Please consider making a gift to help women like Yeteme. Your gift will restore a life. Donate now.
“My name is Yeteme Dessiew and I have a story to tell that will make you cry first in sorrow and then for joy.”
Yeteme was born and raised in a small rural village in Wello, northern Ethiopia. “I heard during my childhood that people in urban areas had everything – electricity, road, water and clinic, but I never bothered about all these because I never experienced them.”
As an only child, Yeteme was no stranger to hard physical work. “I did everything as a young rural girl… I know there was too much hardship, but that was not the worst part of my life. The worst part came later after I got pregnant with my first child,” she says.
“I was about 16 when I was given to a husband in close distance to our village. But the marriage didn’t last long. He accused me of infertility, and eventually divorced me.”

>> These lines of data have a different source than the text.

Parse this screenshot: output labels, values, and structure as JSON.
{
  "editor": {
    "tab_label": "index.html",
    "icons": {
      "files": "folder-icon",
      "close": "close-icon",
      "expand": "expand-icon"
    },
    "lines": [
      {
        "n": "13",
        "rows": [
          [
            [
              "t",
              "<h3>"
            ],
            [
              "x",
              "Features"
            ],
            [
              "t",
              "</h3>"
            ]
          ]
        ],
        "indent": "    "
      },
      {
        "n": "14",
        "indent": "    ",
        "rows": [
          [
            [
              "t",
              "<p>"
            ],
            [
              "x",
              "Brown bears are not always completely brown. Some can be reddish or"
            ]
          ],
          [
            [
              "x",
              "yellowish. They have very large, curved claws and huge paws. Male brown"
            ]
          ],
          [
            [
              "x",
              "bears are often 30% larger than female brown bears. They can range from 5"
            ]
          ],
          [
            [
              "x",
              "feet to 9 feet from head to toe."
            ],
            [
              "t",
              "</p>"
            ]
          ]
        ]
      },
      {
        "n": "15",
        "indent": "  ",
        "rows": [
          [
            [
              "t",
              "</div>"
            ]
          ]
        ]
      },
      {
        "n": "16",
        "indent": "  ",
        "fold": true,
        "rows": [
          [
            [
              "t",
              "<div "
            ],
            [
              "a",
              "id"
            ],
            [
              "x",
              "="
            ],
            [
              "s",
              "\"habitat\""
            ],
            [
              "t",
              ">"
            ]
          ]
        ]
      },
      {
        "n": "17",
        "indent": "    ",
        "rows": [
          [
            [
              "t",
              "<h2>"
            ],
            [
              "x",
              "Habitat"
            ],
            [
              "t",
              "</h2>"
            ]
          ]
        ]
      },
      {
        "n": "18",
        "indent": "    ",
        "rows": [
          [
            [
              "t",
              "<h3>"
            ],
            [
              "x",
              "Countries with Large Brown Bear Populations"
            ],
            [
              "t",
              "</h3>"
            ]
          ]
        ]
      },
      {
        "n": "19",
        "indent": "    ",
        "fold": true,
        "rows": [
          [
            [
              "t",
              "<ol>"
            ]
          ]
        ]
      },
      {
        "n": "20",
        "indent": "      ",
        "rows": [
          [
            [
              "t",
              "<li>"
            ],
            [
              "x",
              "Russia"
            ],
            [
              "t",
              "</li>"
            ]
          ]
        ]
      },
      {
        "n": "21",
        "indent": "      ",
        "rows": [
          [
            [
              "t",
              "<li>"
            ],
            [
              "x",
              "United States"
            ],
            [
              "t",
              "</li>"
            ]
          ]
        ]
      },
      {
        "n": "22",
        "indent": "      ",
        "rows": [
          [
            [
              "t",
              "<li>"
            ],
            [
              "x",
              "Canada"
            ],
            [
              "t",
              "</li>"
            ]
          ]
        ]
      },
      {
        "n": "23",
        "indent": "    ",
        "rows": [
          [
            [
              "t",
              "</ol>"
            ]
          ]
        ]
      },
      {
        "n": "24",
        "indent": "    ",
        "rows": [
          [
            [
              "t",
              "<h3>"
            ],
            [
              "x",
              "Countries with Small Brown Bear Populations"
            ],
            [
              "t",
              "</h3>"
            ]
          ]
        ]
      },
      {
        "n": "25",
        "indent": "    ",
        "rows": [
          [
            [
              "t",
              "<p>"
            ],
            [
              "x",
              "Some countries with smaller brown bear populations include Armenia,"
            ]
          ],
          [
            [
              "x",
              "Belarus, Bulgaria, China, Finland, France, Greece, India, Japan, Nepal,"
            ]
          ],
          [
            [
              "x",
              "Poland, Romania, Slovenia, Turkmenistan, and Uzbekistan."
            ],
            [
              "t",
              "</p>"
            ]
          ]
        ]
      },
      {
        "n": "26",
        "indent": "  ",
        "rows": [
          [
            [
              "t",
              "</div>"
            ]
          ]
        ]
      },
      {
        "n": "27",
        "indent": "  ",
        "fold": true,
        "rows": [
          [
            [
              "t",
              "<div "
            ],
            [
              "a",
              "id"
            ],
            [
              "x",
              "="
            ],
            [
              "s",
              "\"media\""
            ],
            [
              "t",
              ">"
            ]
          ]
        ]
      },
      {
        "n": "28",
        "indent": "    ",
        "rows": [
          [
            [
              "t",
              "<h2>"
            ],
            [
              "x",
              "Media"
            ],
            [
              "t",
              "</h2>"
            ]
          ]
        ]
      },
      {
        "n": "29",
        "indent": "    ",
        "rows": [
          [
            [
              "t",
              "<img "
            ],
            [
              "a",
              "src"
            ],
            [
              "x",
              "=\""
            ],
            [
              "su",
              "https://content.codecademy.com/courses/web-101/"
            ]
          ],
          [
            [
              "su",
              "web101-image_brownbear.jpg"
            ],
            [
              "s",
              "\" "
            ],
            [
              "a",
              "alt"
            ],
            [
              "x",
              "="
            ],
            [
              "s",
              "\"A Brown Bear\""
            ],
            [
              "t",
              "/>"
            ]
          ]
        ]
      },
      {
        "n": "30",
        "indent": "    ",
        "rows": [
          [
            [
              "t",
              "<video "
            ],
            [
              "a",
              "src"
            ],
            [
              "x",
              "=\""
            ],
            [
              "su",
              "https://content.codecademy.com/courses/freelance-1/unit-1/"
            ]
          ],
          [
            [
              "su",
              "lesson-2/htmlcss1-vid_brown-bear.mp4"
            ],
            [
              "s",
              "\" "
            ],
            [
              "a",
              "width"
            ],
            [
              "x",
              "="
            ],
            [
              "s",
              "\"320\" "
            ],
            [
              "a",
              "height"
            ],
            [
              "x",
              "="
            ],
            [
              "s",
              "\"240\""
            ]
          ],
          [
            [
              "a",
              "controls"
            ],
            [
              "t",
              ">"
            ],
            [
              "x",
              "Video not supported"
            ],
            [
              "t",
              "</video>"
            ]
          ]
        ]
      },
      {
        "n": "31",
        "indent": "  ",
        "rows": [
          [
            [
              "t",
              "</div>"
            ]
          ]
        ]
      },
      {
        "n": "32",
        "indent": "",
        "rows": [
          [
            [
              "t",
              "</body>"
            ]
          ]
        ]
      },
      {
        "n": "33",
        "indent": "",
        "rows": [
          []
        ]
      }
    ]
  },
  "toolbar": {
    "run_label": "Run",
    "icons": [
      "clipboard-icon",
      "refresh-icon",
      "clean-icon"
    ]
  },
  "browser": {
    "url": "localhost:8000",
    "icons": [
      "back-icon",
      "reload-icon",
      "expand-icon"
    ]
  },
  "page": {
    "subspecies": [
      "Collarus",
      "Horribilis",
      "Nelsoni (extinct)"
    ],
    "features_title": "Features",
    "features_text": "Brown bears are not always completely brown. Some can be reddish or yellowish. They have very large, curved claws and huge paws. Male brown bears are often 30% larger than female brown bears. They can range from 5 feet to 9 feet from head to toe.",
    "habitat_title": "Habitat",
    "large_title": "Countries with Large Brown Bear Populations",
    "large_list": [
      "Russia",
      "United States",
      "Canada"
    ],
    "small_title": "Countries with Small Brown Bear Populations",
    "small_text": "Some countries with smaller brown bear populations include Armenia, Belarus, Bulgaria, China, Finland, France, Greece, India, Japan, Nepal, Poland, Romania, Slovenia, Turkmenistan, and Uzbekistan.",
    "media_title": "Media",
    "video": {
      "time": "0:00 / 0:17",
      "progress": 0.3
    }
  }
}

“My second marriage was looking so good,” she recalls. She started getting fully involved in the family business and became an experienced wife with a happy extended family. Having believed her first husband’s accusation of her infertility, Yeteme’s happiness was complete when she found she was pregnant with her first child.
What followed on Yeteme’s due date horrified everyone. Yeteme laboured for three protracted days in unbearable pain. The village’s traditional birth attendant was at a loss in a situation she had never come across before. All she could do was let Yeteme push until the baby delivered naturally. Finally, Yeteme gave birth to a stillborn baby and to add to her misery she was left with an obstetric fistula and urinary incontinence.
Six months believing there was no hope.
In the eyes of Yeteme and her mother such a strange health condition was incurable and may have been the result of a curse. So Yeteme stayed at home for six months, lying on rough cloths at the edge of her mother’s small hut, crying every day believing there was no hope.
“Whenever I think of those shameful months I spent soaked with urine I still feel the pain. Villagers told my mother that my death would be much better than living in such an awful condition. I now wish this debilitating injury wouldn’t happen to anyone even to my enemy,” Yeteme explains.
Finally, Yeteme’s husband heard of Hamlin facilities from a relative living in the city. He sold a cow, a very precious commodity in Ethiopia, and brought her to the Addis Ababa Fistula Hospital. Following successful surgery, Yeteme was completely dry. It had taken three short weeks to transform her life.
Seven years later, Yeteme fell pregnant again. She now has two daughters, aged 5 and 8, and just recently returned to a Hamlin hospital to deliver her third child through a clean, safe caesarean. She welcomed a beautiful baby boy into the world.
“You have repaired my whole life and made me a proud mother of three… Thank you and God bless you all.”, Yeteme says.
Help others like Yeteme rebuild their lives after fistula surgery and bring happiness to their world.
Please consider making a tax-deductible donation to restore a woman’s life. Donate here.